Records for the task:
++++++++

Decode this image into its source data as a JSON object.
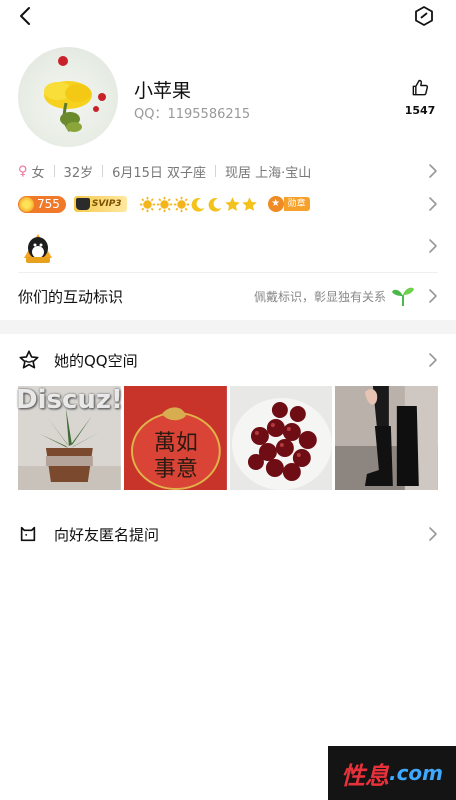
{
  "profile": {
    "nickname": "小苹果",
    "qq_label": "QQ：1195586215",
    "likes": "1547"
  },
  "info": {
    "gender": "女",
    "age": "32岁",
    "birthday": "6月15日 双子座",
    "location": "现居 上海·宝山"
  },
  "badges": {
    "level_value": "755",
    "svip": "SVIP3",
    "medal_label": "勋章"
  },
  "interact": {
    "title": "你们的互动标识",
    "hint": "佩戴标识，彰显独有关系"
  },
  "zone": {
    "title": "她的QQ空间",
    "watermark": "Discuz!"
  },
  "ask": {
    "title": "向好友匿名提问"
  },
  "brand": {
    "part1": "性息",
    "part2": ".com"
  },
  "icons": {
    "back": "back-arrow-icon",
    "more": "hexagon-icon",
    "like": "thumbs-up-icon",
    "gender": "female-icon",
    "zone": "star-outline-icon",
    "ask": "cat-box-icon",
    "sprout": "sprout-icon",
    "chevron": "chevron-right-icon"
  },
  "colors": {
    "accent_orange": "#f07a2a",
    "female_pink": "#e9739e",
    "sprout_green": "#4cb84c",
    "brand_red": "#e8313a",
    "brand_blue": "#3fa8ff"
  }
}
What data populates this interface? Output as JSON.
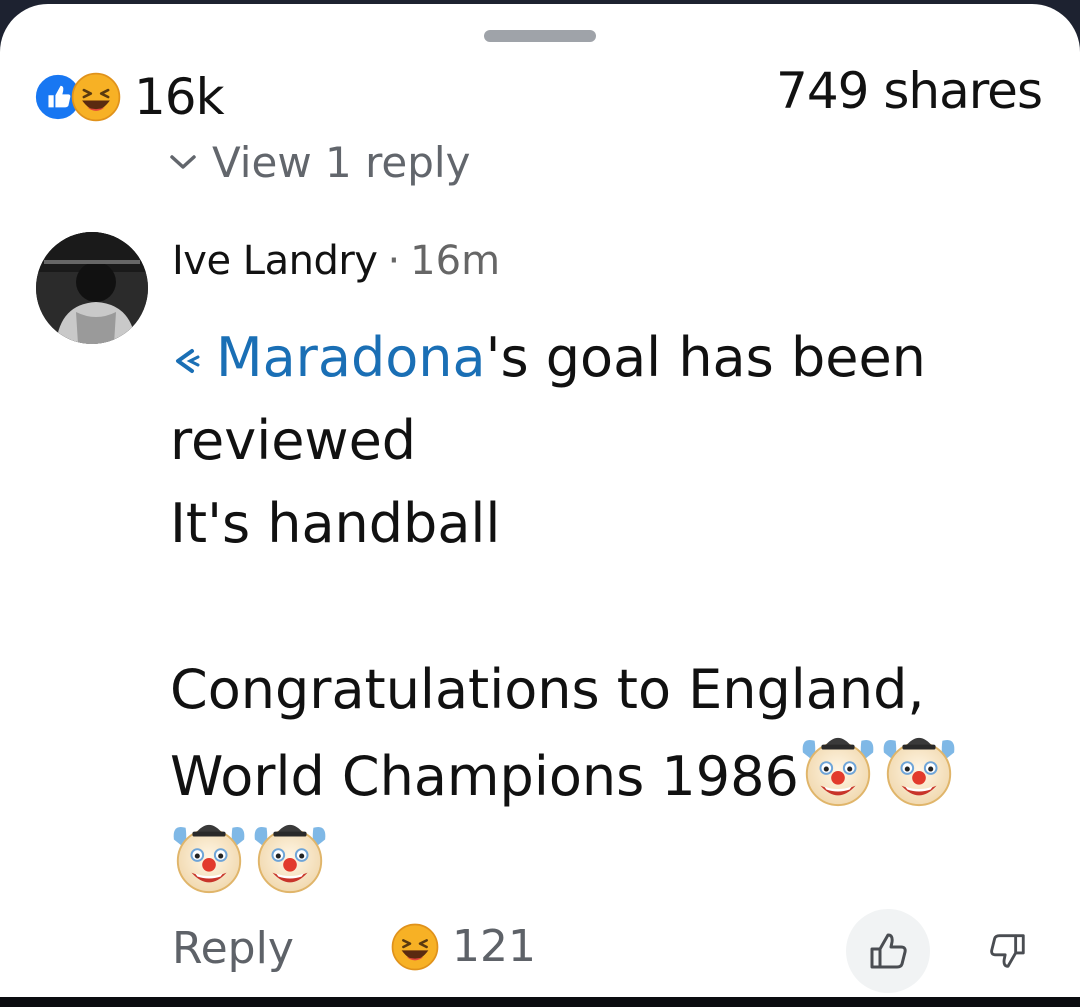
{
  "reactions": {
    "count": "16k",
    "icons": [
      "like-icon",
      "haha-icon"
    ],
    "colors": {
      "like": "#1877f2",
      "haha": "#f7b125"
    }
  },
  "shares": "749 shares",
  "view_replies": "View 1 reply",
  "comment": {
    "author": "Ive Landry",
    "separator": "·",
    "time": "16m",
    "mention": "Maradona",
    "mention_color": "#1a6fb5",
    "line1_rest": "'s goal has been",
    "line2": "reviewed",
    "line3": "It's handball",
    "line5": "Congratulations to England,",
    "line6": "World Champions 1986",
    "emoji_name": "clown-face-emoji"
  },
  "footer": {
    "reply_label": "Reply",
    "laugh_count": "121"
  }
}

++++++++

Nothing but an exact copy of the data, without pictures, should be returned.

Decode this image into its source data as a JSON object.
{
  "profile": {
    "nickname": "小苹果",
    "qq_label": "QQ：1195586215",
    "likes": "1547"
  },
  "info": {
    "gender": "女",
    "age": "32岁",
    "birthday": "6月15日 双子座",
    "location": "现居 上海·宝山"
  },
  "badges": {
    "level_value": "755",
    "svip": "SVIP3",
    "medal_label": "勋章"
  },
  "interact": {
    "title": "你们的互动标识",
    "hint": "佩戴标识，彰显独有关系"
  },
  "zone": {
    "title": "她的QQ空间",
    "watermark": "Discuz!"
  },
  "ask": {
    "title": "向好友匿名提问"
  },
  "brand": {
    "part1": "性息",
    "part2": ".com"
  },
  "icons": {
    "back": "back-arrow-icon",
    "more": "hexagon-icon",
    "like": "thumbs-up-icon",
    "gender": "female-icon",
    "zone": "star-outline-icon",
    "ask": "cat-box-icon",
    "sprout": "sprout-icon",
    "chevron": "chevron-right-icon"
  },
  "colors": {
    "accent_orange": "#f07a2a",
    "female_pink": "#e9739e",
    "sprout_green": "#4cb84c",
    "brand_red": "#e8313a",
    "brand_blue": "#3fa8ff"
  }
}
What data populates this interface? Output as JSON.
{
  "reactions": {
    "count": "16k",
    "icons": [
      "like-icon",
      "haha-icon"
    ],
    "colors": {
      "like": "#1877f2",
      "haha": "#f7b125"
    }
  },
  "shares": "749 shares",
  "view_replies": "View 1 reply",
  "comment": {
    "author": "Ive Landry",
    "separator": "·",
    "time": "16m",
    "mention": "Maradona",
    "mention_color": "#1a6fb5",
    "line1_rest": "'s goal has been",
    "line2": "reviewed",
    "line3": "It's handball",
    "line5": "Congratulations to England,",
    "line6": "World Champions 1986",
    "emoji_name": "clown-face-emoji"
  },
  "footer": {
    "reply_label": "Reply",
    "laugh_count": "121"
  }
}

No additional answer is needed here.